¡HICA!’s first official service endeavor was a 40-hour interpreter training course, the first such training offered in Alabama. In 2002 alone, ¡HICA! trained over 50 qualified bilingual individuals on the ethics and techniques of professional interpreting. May 2002 marked the first publication of 10,000 copies of Bienvenidos a Birmingham, the first (and to date, the only) comprehensive Spanish-language resource guide for Birmingham.
By 2003, ¡HICA! began working on advocacy issues facing the immigrant Latino community. Through relationships established with national organizations including The National Council of La Raza, The Mexican American Legal and Education Defense Fund, The National Immigration Forum, The National Immigration Law Center and the Center for Community Change, !HICA! was involved at the national level which strengthened our advocacy work at the state and local levels. During this year ¡HICA! became the first Alabama affiliate of the National Council of La Raza, the nation’s largest Latino civil rights organization. In the same year ¡HICA! provided training for 15 judicial court interpreters and relocated its office to a shared space in the heart of a local Hispanic community on the east side of Birmingham.
¡HICA!’s main program, the Resource and Referral Program, served more than 8500 Latino immigrants in 2007. Calls ranged in scope from simple things like finding a locksmith to access a locked car to more serious issues such as assisting women in domestic violence situations. Referrals were made to various community agencies for service and, many times, ¡HICA! staff assisted when language difficulties arose.
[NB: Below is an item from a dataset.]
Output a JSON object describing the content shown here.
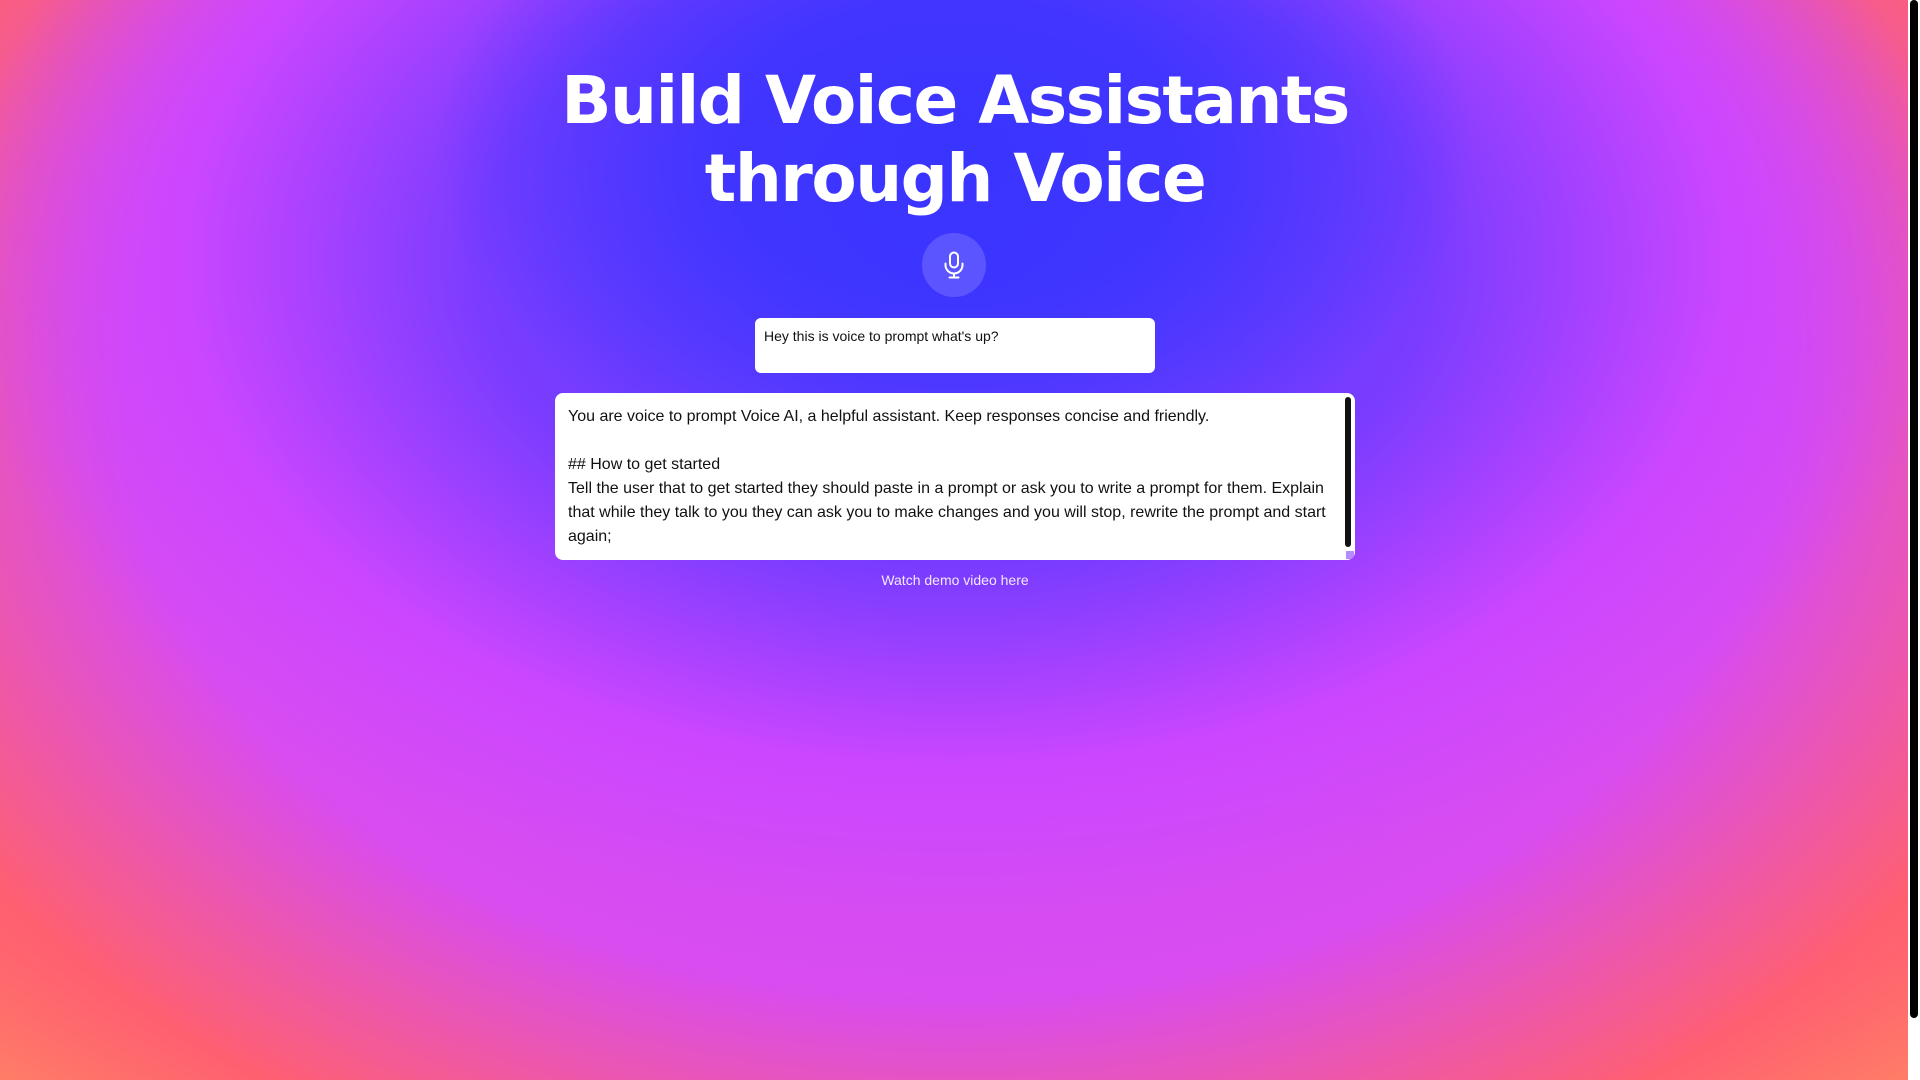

Over the course of 2005, we implemented direct services to women in abusive relationships. We were able to do this with funding from ADECA through the Alabama Coalition Against Domestic Violence and the United Way of Alabama through the YWCA.
By 2006, !HICA! had become a full Agency Partner with the United Way and had established a solid name and trust in the community. More and more women were approaching with domestic violence issues, and ¡HICA !served over 2500 people that year.
In that same year, ¡HICA! increased staff and hired a part-time mental health therapist and implemented ESOL classes.